(Interface dataset entries)
= = = =
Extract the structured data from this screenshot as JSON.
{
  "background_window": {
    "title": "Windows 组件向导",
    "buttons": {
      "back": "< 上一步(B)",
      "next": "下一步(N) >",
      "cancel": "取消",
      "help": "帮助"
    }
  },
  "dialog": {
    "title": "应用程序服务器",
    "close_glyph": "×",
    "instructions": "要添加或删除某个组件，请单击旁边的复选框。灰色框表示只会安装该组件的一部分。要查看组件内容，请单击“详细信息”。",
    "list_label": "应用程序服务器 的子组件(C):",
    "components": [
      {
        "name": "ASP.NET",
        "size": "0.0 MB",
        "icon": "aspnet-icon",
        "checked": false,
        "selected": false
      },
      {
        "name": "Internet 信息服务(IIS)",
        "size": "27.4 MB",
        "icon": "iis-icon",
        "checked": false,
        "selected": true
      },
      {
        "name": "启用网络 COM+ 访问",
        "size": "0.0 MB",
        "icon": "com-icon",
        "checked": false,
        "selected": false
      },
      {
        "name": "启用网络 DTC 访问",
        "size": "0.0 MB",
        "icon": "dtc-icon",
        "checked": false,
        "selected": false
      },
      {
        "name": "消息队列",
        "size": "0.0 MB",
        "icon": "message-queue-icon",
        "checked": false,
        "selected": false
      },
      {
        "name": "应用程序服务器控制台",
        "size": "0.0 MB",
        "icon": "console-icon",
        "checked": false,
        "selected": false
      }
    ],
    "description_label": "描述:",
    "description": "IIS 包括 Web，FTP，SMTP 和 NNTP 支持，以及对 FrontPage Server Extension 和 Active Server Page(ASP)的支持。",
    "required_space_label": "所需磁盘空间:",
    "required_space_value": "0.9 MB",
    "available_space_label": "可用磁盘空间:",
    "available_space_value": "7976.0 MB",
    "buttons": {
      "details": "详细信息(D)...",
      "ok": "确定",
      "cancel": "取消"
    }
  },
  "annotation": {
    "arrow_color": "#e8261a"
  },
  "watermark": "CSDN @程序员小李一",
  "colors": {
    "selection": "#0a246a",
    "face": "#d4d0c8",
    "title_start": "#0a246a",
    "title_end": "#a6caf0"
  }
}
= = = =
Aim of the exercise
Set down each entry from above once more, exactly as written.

Reply
Extract the structured data from this screenshot as JSON.
{
  "background_window": {
    "title": "Windows 组件向导",
    "buttons": {
      "back": "< 上一步(B)",
      "next": "下一步(N) >",
      "cancel": "取消",
      "help": "帮助"
    }
  },
  "dialog": {
    "title": "应用程序服务器",
    "close_glyph": "×",
    "instructions": "要添加或删除某个组件，请单击旁边的复选框。灰色框表示只会安装该组件的一部分。要查看组件内容，请单击“详细信息”。",
    "list_label": "应用程序服务器 的子组件(C):",
    "components": [
      {
        "name": "ASP.NET",
        "size": "0.0 MB",
        "icon": "aspnet-icon",
        "checked": false,
        "selected": false
      },
      {
        "name": "Internet 信息服务(IIS)",
        "size": "27.4 MB",
        "icon": "iis-icon",
        "checked": false,
        "selected": true
      },
      {
        "name": "启用网络 COM+ 访问",
        "size": "0.0 MB",
        "icon": "com-icon",
        "checked": false,
        "selected": false
      },
      {
        "name": "启用网络 DTC 访问",
        "size": "0.0 MB",
        "icon": "dtc-icon",
        "checked": false,
        "selected": false
      },
      {
        "name": "消息队列",
        "size": "0.0 MB",
        "icon": "message-queue-icon",
        "checked": false,
        "selected": false
      },
      {
        "name": "应用程序服务器控制台",
        "size": "0.0 MB",
        "icon": "console-icon",
        "checked": false,
        "selected": false
      }
    ],
    "description_label": "描述:",
    "description": "IIS 包括 Web，FTP，SMTP 和 NNTP 支持，以及对 FrontPage Server Extension 和 Active Server Page(ASP)的支持。",
    "required_space_label": "所需磁盘空间:",
    "required_space_value": "0.9 MB",
    "available_space_label": "可用磁盘空间:",
    "available_space_value": "7976.0 MB",
    "buttons": {
      "details": "详细信息(D)...",
      "ok": "确定",
      "cancel": "取消"
    }
  },
  "annotation": {
    "arrow_color": "#e8261a"
  },
  "watermark": "CSDN @程序员小李一",
  "colors": {
    "selection": "#0a246a",
    "face": "#d4d0c8",
    "title_start": "#0a246a",
    "title_end": "#a6caf0"
  }
}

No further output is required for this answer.